Utilizing Green Building Technology in Construction
Without a doubt, green building is on the rise as trends attest. According to McGraw-Hill Construction publication, 28 percent of architects, engineers, contractors, building owners and building consultants around the world report that they are focusing their work on sustainable design and construction by doing at least 60 percent of their projects green. The reason for this growth is that green initiatives represent business opportunities in an increasingly competitive global marketplace. In 2008, McGraw-Hill Construction conducted a study on green and sustainable practices in the construction industry sector and found that a main reason for green building was “doing the right thing.” Today, client and market demands have made green construction a business imperative.
California has long been at the forefront of sustainable design and construction and is farther along than most states in managing its energy consumption and environmental impact. Here in the San Francisco Bay Area, which is experiencing a boom in commercial real estate development and construction sectors, many cities have adopted green building standards and implemented programs designed to conserve resources and reduce waste and greenhouse gas emissions. Concurrently, new construction technologies are being developed to keep up with an escalating shift to sustainability.
South Bay Construction and Green Building Technology
Since 1978, South Bay Construction has created award-winning buildings and offices for the Silicon Valley’s most recognized companies. We know that benefits of green construction include greater health and productivity, low rental vacancy rates for LEED-certified buildings, cost savings for business and taxpayers and increased property values. Whether constructing a new sustainable building or greening an existing structure, the following trends are ones we see in green construction technologies aiming to save the planet.
Using Sustainable Construction Materials
Green construction materials are alternatives to prevent exhausting already depleted natural resources.
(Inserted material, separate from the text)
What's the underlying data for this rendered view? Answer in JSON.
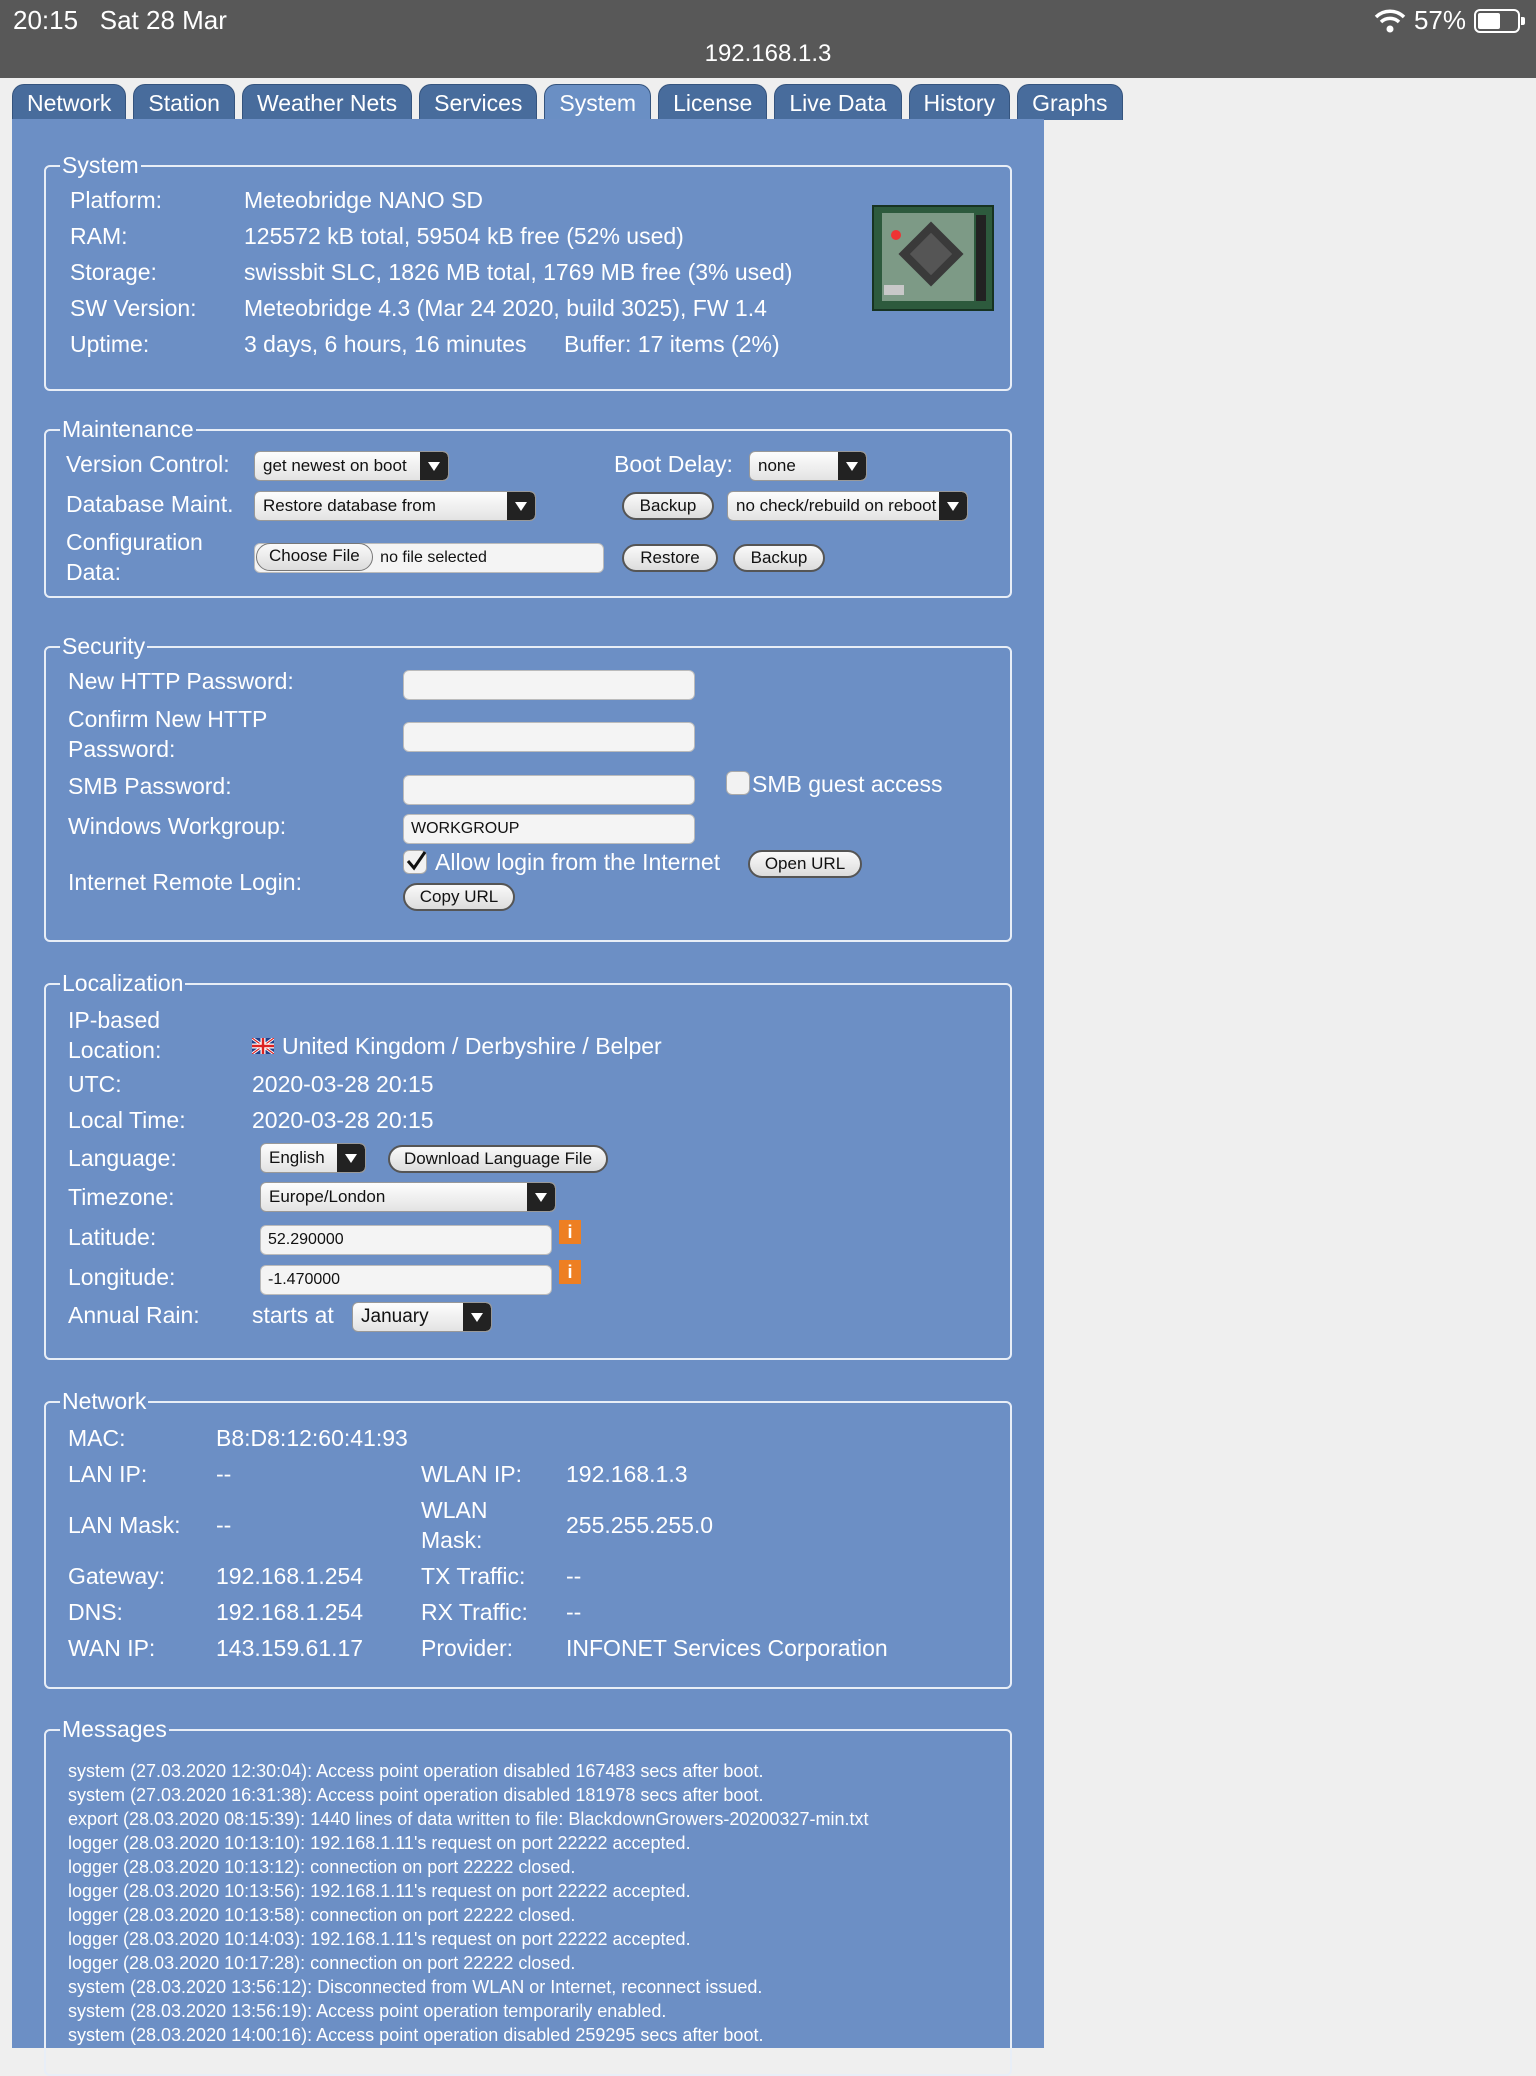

For example, steel beams made from recycled metal help eliminate the need for wood beams and recycled steel offers more resistance to severe weather conditions.
Title 24 stipulates that lighting in commercial buildings use ADR (automated demand response) in buildings 10,000 sq. ft. and larger. Title 24 also requires use of occupancy sensors in corridors, stairwells and aisles/open areas. Multi-level controls allows energy savings to be achieved in situations where complete shut off could be unacceptable, for example in hotel or multi-family buildings.
Zero-energy buildings are designed to rely on renewable sources of energy, such as solar and wind power, allowing them to operate independent of the electric grid. California’s Governor Jerry Brown recently authorized through executive order that state agencies take measures towards achieving zero net energy for 50 percent of the square footage of existing state-owned buildings by 2025.
Actions to achieve net-zero water use in buildings include installing water-conservation plumbing fixtures to manage water consumption, and rainwater harvesting and greywater collection to make use of recycled water.
Indoor Environmental Quality
Providing increased air quality and thermal and visual comfort enhances the health and productivity of its occupants and also improves the value of the building.
At South Bay Construction, we live and work in the Bay Area. We have embraced sustainable construction methodologies that promote a cleaner, greener environment to protect the beauty of the Bay Area for generations to come. Contact us today for a quote on your next green building project.